“Labour Government policy was guided by the 1998 Strategic Defence Review which can be seen with hindsight as a tactical rather than strategic document. Defence came to usurp the place of foreign policy. In many ways this reflects Labour’s interpretation of ‘Responsibility to Protect’ as a justification — if not a call — for the early resort to the use of force, rather than using force as the last instrument. Defence was no longer a tool of government or a means to a strategic end, but became the first port of call.”
She criticised the absence of an embedded ‘Comprehensive Approach’ from the 1998 Review, resulting in different interpretations of concepts such as ‘conflict prevention’, ‘stabilisation’, ‘reconstruction’ and ‘counter-insurgency’ by different government Departments. “Common language and understanding of concepts is an important precursor to strategy,” as she put it mildly. “In the end the Afghanistan/Pakistan strategy was developed... through a bottom-up process, based on what has been termed [euphemistically?] ‘transformation in contact’ or learning on the ground.... It is... important to have... a clear and cross-Governmental sense of what you want to achieve before deploying your instruments of national security...
“The next Defence Review should allow for ‘hybrid conflict’ (i.e. not just state actors and their conventional military capabilities) and perhaps also consider the increasing risks posed by ‘natural hazards’. The concept of ‘hybrid threats... could help all across government to identify the interconnections between different risks. For example, between terrorism, insurgents and organised criminals.... Or the different actions that need to be taken to tackle climate change, reduce our energy insecurity and ensure adequate food supplies.

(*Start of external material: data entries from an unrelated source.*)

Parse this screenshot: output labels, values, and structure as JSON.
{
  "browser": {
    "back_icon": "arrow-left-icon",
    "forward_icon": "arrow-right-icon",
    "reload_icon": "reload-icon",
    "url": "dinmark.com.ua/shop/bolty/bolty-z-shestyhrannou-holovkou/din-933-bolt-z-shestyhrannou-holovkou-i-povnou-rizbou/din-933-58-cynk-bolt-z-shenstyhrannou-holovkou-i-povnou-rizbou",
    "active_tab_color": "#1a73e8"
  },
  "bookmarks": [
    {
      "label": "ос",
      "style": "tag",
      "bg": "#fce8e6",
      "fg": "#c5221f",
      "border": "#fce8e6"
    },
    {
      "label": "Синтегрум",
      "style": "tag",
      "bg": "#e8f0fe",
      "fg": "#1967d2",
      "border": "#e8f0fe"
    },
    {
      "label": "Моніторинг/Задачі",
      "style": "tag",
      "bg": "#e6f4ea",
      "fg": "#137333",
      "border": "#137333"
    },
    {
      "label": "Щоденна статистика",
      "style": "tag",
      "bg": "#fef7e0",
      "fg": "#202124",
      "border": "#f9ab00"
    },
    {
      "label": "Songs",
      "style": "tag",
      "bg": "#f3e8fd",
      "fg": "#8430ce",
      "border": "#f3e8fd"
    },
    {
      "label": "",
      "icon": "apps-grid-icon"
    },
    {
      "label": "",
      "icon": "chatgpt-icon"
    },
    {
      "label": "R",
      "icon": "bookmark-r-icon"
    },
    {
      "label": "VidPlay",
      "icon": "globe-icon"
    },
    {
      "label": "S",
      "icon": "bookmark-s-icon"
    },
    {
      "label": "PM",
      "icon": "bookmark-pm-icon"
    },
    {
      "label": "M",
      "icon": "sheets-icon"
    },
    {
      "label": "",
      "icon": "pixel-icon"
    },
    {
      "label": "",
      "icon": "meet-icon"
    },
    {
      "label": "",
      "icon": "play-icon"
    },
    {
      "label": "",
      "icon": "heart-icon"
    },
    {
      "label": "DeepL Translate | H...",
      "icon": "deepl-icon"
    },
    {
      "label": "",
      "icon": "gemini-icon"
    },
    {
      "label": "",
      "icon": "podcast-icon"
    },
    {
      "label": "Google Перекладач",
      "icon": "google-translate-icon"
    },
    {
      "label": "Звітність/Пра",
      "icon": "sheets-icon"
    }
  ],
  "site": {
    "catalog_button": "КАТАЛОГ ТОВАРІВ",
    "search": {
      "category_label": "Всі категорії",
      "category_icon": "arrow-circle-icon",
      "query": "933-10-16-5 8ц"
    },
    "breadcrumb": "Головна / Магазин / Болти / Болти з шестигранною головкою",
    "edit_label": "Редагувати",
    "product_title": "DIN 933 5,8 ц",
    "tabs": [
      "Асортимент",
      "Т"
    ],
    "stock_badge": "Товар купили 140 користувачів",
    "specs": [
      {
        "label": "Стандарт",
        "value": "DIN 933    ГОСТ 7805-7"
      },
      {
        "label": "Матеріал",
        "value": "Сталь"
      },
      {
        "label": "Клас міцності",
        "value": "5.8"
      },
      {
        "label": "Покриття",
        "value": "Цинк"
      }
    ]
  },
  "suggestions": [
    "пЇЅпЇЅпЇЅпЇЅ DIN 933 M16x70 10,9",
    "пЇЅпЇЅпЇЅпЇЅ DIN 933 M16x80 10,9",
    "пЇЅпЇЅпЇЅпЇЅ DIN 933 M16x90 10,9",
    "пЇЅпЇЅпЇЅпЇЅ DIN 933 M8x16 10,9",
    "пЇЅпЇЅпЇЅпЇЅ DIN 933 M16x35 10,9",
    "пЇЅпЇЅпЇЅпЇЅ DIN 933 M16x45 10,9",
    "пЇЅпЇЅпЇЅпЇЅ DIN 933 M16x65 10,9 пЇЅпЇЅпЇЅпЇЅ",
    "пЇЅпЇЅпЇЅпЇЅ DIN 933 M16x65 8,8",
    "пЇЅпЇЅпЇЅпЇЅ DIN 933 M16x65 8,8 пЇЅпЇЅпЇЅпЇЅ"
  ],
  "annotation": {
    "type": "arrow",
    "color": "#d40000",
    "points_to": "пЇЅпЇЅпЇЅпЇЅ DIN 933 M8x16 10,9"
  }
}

“While a capacity for responsive action must be maintained, a Conservative Government would shift priorities to focus on conflict prevention... an analysis of emerging risk and instability is a sophisticated task, which requires keen cultural and political understanding.”
This is sophisticated reasoning aimed at a sophisticated audience, and it is encouraging that Lady Neville-Jones has been awarded a ministerial post. The forthcoming Defence Review will not consider the future of Trident (which does rather imply that UK nuclear weapons are irrelevent when it comes to the realities of national security), but a special Commons Scrutiny Committee wil ensure the renewal of Trident gives “value for money” — a sop to the Liberal Democrats.
Nuclear Information Service has filmed a new video blog, “All You Need to Know about the New Government, Trident, and Nuclear Weapons”, to help us understand the new Conservative/Liberal Democrat government’s position on nuclear issues. The video gives all the news and analysis about the new coalition government’s position on Trident and the prospects for nuclear disarmament under the new government. You can watch it online at the NIS website: http://bit.ly/bALzMx
This demonstration against Trident replacement and against all nuclear weapons will take place on the first Tuesday of each month between 5 and 7pm, and will continue at least until the end of the year: leaflets and placards provided. Just turn up!
Some imaginative protesters visited the West Berkshire Council offices earlier this year dressed as Romans and bearing gifts of radioactive waste (appropriately-labelled black bins), making the point that we might feel very differently about the Romans if they had bequeathed us their unwanted radioactive wastes instead of their fascinating historical sites. (Waste from Roman-era nuclear power stations would still present an insoluble disposal problem today.)